·         Notification of Acceptance/Rejection: 15 February, 2013

·         Final Paper Submission Deadline: 15 April, 2013 (included)

Emerging Scholars’ Panel: The conference is also a home for graduate students and emerging

scholars from different parts of the world. The establishment of an emerging Scholars’ panel invites

new voices to join the debate (provided that their contributions must be relevant to the theme of this

year). Up to FIVE participants will be selected for this panel, and each panelist will have ten to fifteen

minutes to deliver her/his paper. Graduate students whose papers are accepted will receive free

conference registration, free admission to conference luncheon, and a one-year membership in ICPS.

Who is eligible? Scholars who meet the definition of ‘emerging scholars’ are postgraduate students

writing up their PhD dissertation or post-doctoral researchers whose PhDs have been completed less

than three years.

Registration Fee: 100 Euros payable upon arrival or via Bank transfer (see ICPS bank Details).

Registration includes 2 Gala Receptions, conference pack, tickets for any public concerts or site specific

performances within the conference’s public agenda, free guided tour of the Kasbah Museum, and one of the books of published proceedings from previous conferences. Since the conference is again pulling a very international public, registered attendees, participants from past conferences, and

friends of ICPS will be most welcome to attend too. Women and underrepresented minorities are

especially encouraged to apply. ICPS is an Affirmative Acting/Equal Opportunity Organization.


Conference Location: Faculty of Letters at Abdelmalek Essaâdi University, Tétouan & the Kasbah Museum, Sahat El Kasbah, Rif Spa Hotel, Tangier.

Conference Board (2013)

·         Erika Fischer-Lichte (Head of DFG Collaborative Research Centre "Performing Cultures" and Director of BMBF International Research Centre "Interweaving Cultures in Performance", Berlin, Germany

·         Christopher Balme (President of the International Federation for Theatre research IFTR/FIRT)
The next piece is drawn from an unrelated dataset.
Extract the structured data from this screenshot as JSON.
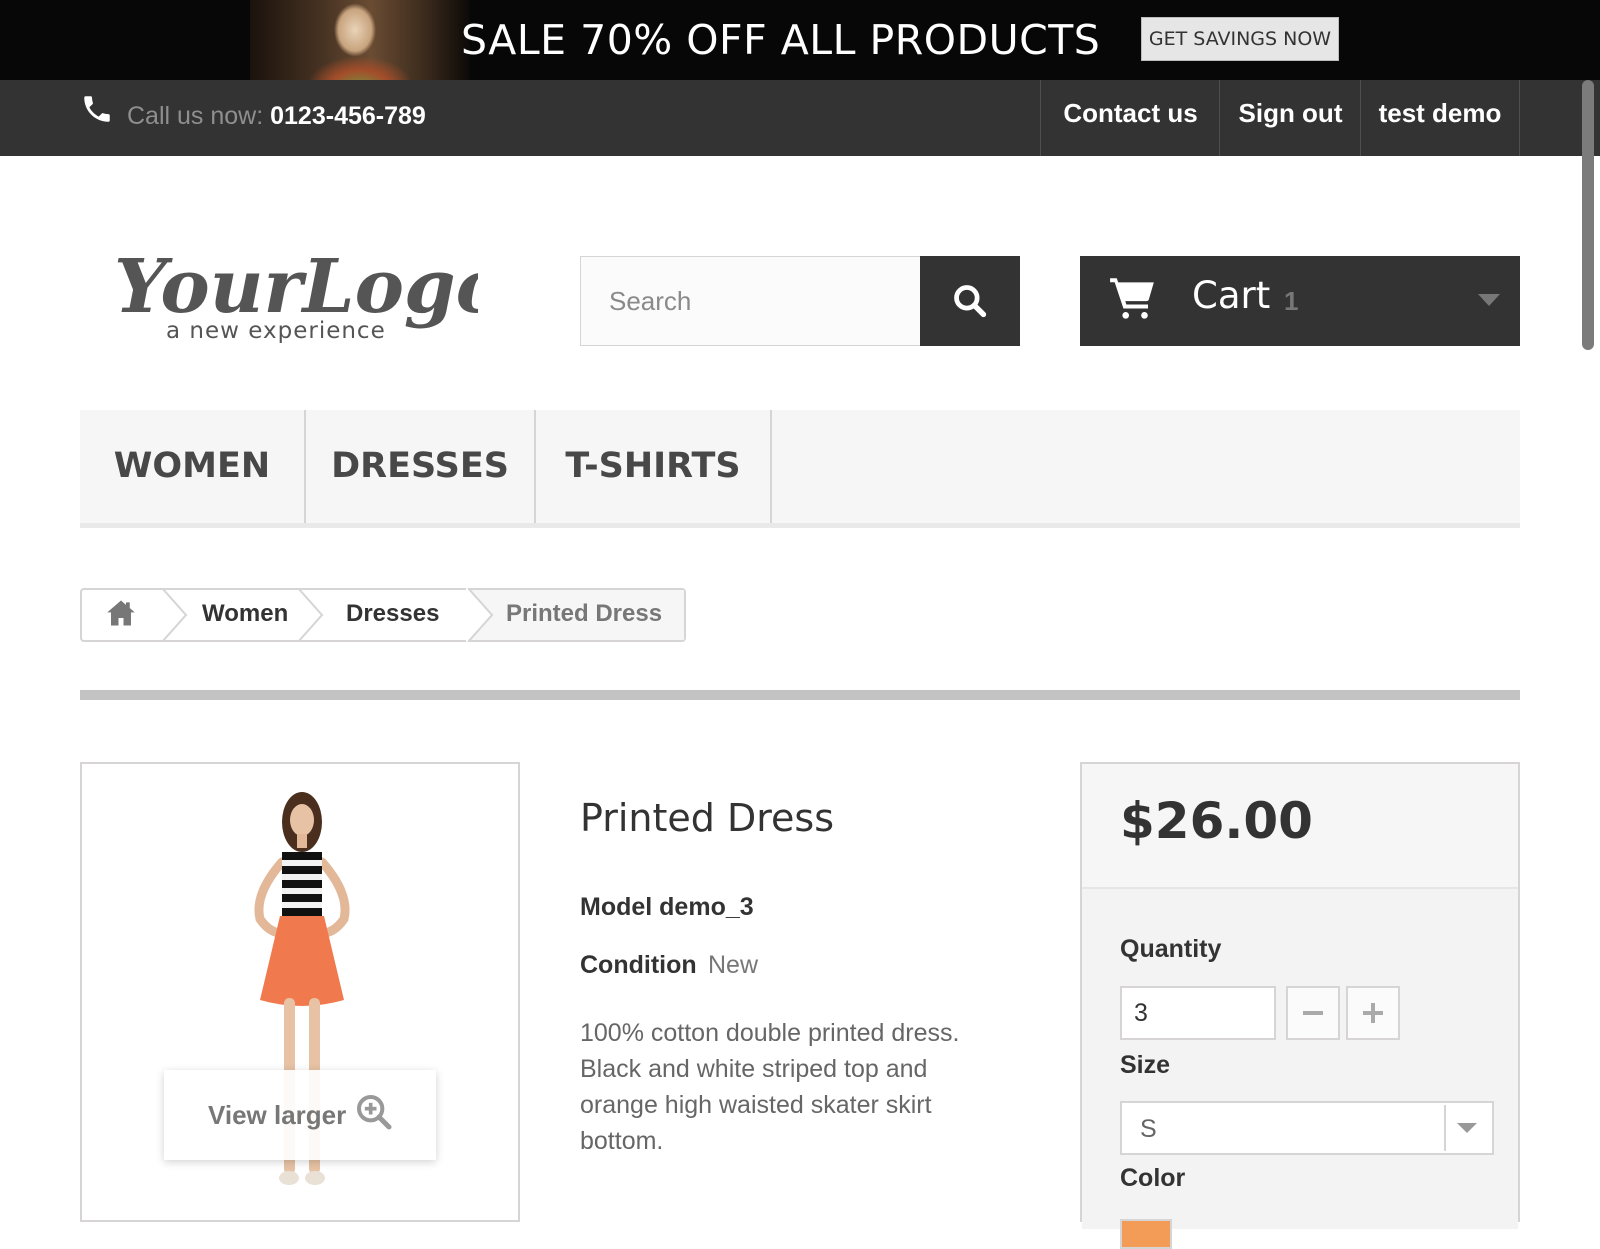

·         Christel Weiler, Professor at Institute for theatre science of the Freie Universität, Berlin

·         Carol Malt, Museum Curator, Adjunct Professor at the University of West Florida, and Ex-Director of the Art & Culture Center of Hollywood, USA

·         Richard Gough, Senior Research Fellow and Artistic Director of the Centre for Performance Research, Department of Theatre, Film and Television Studies, Aberystwyth University, Aberystwyth, Wales

·         George F. Roberson, Adjunct Assistant Professor, Geography Human Dimensions Research Cluster, University of Massachusetts-Amherst, USA

·         Marjorie Kanter, Author of short literary and poem-like pieces, USA

·         Mohammed Samir Al-Khatib, Art Critic, the Academy of Arts, Cairo);

·         Azzeddine Bounit, Professor of Theatre & Regional Director of Culture in Agadir,

·         Morocco

·         Hassan Youssfi, Theatre Professor, University Moulay Ismail, Meknes, Morocco



Khalid Amine, Conference Convener, Residence Al Andalous N° 11, Rue Birr Anzaran, Tanger 90 000, Maroc

Adresse: E-mail:, Tél/Fax: (212) 5393330466, Portable: 0664596791/ Web: